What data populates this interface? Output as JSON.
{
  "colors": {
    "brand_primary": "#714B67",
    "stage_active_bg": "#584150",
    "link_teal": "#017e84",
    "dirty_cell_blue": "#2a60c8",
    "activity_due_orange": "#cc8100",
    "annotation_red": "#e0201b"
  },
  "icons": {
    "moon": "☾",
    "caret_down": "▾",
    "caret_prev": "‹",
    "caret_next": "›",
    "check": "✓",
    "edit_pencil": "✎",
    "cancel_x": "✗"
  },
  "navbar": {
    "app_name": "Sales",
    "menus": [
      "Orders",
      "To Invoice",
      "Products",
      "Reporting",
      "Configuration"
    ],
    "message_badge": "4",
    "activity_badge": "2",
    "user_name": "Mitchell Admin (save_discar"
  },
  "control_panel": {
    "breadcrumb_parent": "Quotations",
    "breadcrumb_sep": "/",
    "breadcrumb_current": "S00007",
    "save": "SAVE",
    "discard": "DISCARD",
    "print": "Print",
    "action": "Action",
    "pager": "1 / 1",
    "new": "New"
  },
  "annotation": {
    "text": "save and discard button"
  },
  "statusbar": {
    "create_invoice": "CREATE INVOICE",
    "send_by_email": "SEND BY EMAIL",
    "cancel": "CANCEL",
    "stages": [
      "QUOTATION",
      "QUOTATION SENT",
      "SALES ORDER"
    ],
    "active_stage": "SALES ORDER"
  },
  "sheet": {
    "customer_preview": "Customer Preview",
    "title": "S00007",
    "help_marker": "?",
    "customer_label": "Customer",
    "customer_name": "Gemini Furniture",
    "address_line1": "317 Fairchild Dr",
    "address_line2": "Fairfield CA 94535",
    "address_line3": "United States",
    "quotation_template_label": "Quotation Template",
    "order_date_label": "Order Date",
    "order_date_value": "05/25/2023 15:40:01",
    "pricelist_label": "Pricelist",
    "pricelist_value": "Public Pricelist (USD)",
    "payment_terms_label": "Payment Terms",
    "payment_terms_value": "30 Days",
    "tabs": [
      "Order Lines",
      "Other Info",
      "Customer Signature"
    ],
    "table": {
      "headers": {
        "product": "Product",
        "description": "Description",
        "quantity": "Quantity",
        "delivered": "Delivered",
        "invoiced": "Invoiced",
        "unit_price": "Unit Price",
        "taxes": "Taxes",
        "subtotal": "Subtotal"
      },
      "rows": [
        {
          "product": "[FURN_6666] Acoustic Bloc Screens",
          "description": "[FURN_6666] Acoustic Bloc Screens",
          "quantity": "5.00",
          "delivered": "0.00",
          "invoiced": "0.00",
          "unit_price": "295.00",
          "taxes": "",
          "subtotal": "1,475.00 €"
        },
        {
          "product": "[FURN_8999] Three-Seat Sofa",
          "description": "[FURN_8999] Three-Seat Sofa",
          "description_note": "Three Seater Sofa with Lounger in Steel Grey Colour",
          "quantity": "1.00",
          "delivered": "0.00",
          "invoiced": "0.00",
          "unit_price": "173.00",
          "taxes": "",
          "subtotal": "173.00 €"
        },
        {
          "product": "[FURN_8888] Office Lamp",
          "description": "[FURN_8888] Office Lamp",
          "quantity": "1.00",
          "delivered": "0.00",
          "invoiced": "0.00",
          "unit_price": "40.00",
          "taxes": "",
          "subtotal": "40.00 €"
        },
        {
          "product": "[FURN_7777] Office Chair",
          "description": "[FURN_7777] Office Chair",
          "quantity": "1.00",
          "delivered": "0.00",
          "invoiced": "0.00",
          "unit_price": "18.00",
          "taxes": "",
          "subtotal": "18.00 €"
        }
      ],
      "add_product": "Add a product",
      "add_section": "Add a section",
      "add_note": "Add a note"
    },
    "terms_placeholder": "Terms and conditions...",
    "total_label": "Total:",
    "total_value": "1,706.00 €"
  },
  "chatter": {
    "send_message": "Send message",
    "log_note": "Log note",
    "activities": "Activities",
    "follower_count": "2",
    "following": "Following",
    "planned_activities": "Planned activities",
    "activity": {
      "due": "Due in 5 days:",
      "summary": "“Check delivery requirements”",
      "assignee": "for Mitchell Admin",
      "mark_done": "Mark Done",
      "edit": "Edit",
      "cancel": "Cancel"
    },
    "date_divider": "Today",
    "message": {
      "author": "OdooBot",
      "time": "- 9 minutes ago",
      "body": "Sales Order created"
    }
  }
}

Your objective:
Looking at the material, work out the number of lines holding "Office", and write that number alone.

Output:
4